MARX THE MONSTER; More Than 150m Have Been Slaughtered in His Name. His Genocidal Disciples Include Stalin, Mao, Pol Pot - and Even Mugabe. So Why Has Karl Marx Just Been Voted the Greatest Philosopher Ever?
HIS ideas justified the slaughter of more people than any other philosophy since time began.
His creed of 'equality and freedom' became a fanatical religion that ruled half the world and enslaved hundreds of millions.
Under his name, oppression, torture, starvation and genocide became the routine practices of brutal governments all over the world.
Yet yesterday, Karl Marx, founder of communism-progenitor of socialism and hater of the capitalist bourgeois classes, was announced the greatest philosopher of all time in a BBC Radio 4 poll.
How can it be that a man in whose name despots have justified grotesque levels of barbarism is hailed as a hero of the civilised world?
Perhaps it boils down to a matter of interpretation. The 'greatest' philosopher might be the one whose legacy has been greater than any other's - and Marx's influence has, indeed, been as colossal as it was utterly disastrous.
Marx himself wrote: 'Philosophers have only interpreted the world in various ways; the point, however, is to change it.' That he certainly did. As Francis Wheen points out in his superb biography, 'within 100 years of his death, half the world's population was ruled by governments that professed Marxism to be their guiding faith'.
Without Marx, there would have been no Cold War. Without Marx, no Iron Curtain, no Gulag.
So yes, his influence on world affairs has certainly been greater than that of any other philosopher. But ' greatness' surely implies approval. How can we approve of a man whose beliefs spawned so many monsters?
Without Marx, Lenin and Stalin would have lacked the ideology with which to inflict the terror across their land that resulted in 60 million deaths.
Mao would never have been the worst mass murderer in history, responsible for the slaughter of 75 million.
Britain and the West are rich and free precisely because we are not living in a Marxist state and have embraced the democratic capitalism that Marx so despised.
I find it breathtaking that people who are both humane and intelligent - as I'm sure Radio 4 listeners are - can lionise a man whose work gave rise to more misery in our world than any other individual.
Ah, say Marx's apologists. You are missing the point and being simplistic.

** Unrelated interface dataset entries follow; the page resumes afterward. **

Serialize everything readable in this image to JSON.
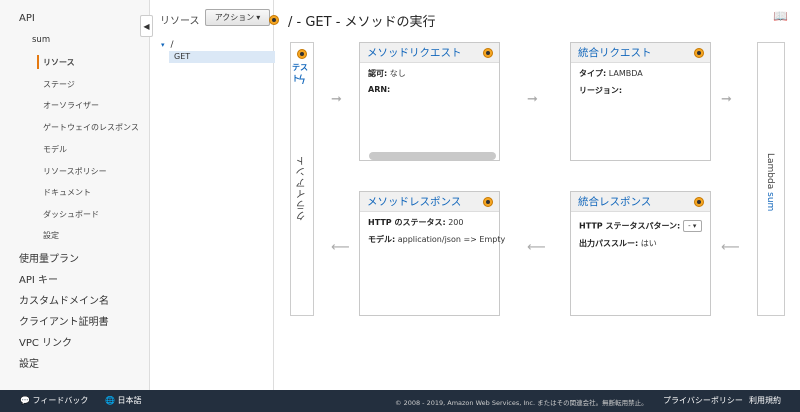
{
  "sidebar": {
    "api": "API",
    "api_name": "sum",
    "items": [
      {
        "label": "リソース"
      },
      {
        "label": "ステージ"
      },
      {
        "label": "オーソライザー"
      },
      {
        "label": "ゲートウェイのレスポンス"
      },
      {
        "label": "モデル"
      },
      {
        "label": "リソースポリシー"
      },
      {
        "label": "ドキュメント"
      },
      {
        "label": "ダッシュボード"
      },
      {
        "label": "設定"
      }
    ],
    "top_items": [
      {
        "label": "使用量プラン"
      },
      {
        "label": "API キー"
      },
      {
        "label": "カスタムドメイン名"
      },
      {
        "label": "クライアント証明書"
      },
      {
        "label": "VPC リンク"
      },
      {
        "label": "設定"
      }
    ],
    "collapse_icon": "◀"
  },
  "resources": {
    "title": "リソース",
    "actions_label": "アクション",
    "actions_caret": "▾",
    "tree_caret": "▾",
    "root": "/",
    "method": "GET"
  },
  "main": {
    "title": "/ - GET - メソッドの実行",
    "book_icon": "📖"
  },
  "client": {
    "test_label": "テスト",
    "bolt": "ϟ",
    "label": "クライアント"
  },
  "lambda": {
    "prefix": "Lambda",
    "function": "sum"
  },
  "method_request": {
    "title": "メソッドリクエスト",
    "auth_label": "認可:",
    "auth_value": "なし",
    "arn_label": "ARN:"
  },
  "integration_request": {
    "title": "統合リクエスト",
    "type_label": "タイプ:",
    "type_value": "LAMBDA",
    "region_label": "リージョン:"
  },
  "method_response": {
    "title": "メソッドレスポンス",
    "status_label": "HTTP のステータス:",
    "status_value": "200",
    "model_label": "モデル:",
    "model_value": "application/json => Empty"
  },
  "integration_response": {
    "title": "統合レスポンス",
    "pattern_label": "HTTP ステータスパターン:",
    "pattern_value": "-",
    "pattern_caret": "▾",
    "passthrough_label": "出力パススルー:",
    "passthrough_value": "はい"
  },
  "arrows": {
    "right": "➞",
    "left": "⟵"
  },
  "footer": {
    "feedback": "フィードバック",
    "language": "日本語",
    "copyright": "© 2008 - 2019, Amazon Web Services, Inc. またはその関連会社。無断転用禁止。",
    "privacy": "プライバシーポリシー",
    "terms": "利用規約",
    "feedback_icon": "💬",
    "globe_icon": "🌐"
  }
}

Marx, they say, cannot be held responsible for those who misinterpreted his creed, those who abused it to justify their own ends.
The monsters and dictators wilfully discarded great tracts of his philosophy, selecting the bits such as the victory of the proletariat that would resonate with their people.
Marx, they point out, would have been appalled by the crimes committed in his name.
This might be true, but does it absolve Marx from the horrors that have have been committed in his name? I don't think so.
To explain why, we have to study what Marx actually espoused. We have to examine where he came from and whether he could have foreseen the consequences of his philosophy.
While his followers massacred millions, Marx personally never hurt a fly and lived the poverty-stricken but bourgeois existence of an intellectual in Victorian Soho.
Born in 1818 in Trier, Germany, to a comparatively prosperous Jewish family that converted to Christianity, Marx became a radical journalist after university who advocated the 'merciless criticism of everything existing'.
In 1843, he went to Paris, but was banished from the capital as a dangerous revolutionary. In 1848, in Belgium, he wrote The Communist Manifesto with his wealthy patron, Friedrich Engels.
It was in 1852 that he moved to London where he wrote his masterpiece, Das Kapital, in 1867.
Married to a beautiful aristocrat Jenny von Westphalen, he could be vain, spiteful, unpleasant but, as Francis Wheen showed, Marx was also a loving husband who suffered grievously from the tragic deaths of three of his six children. …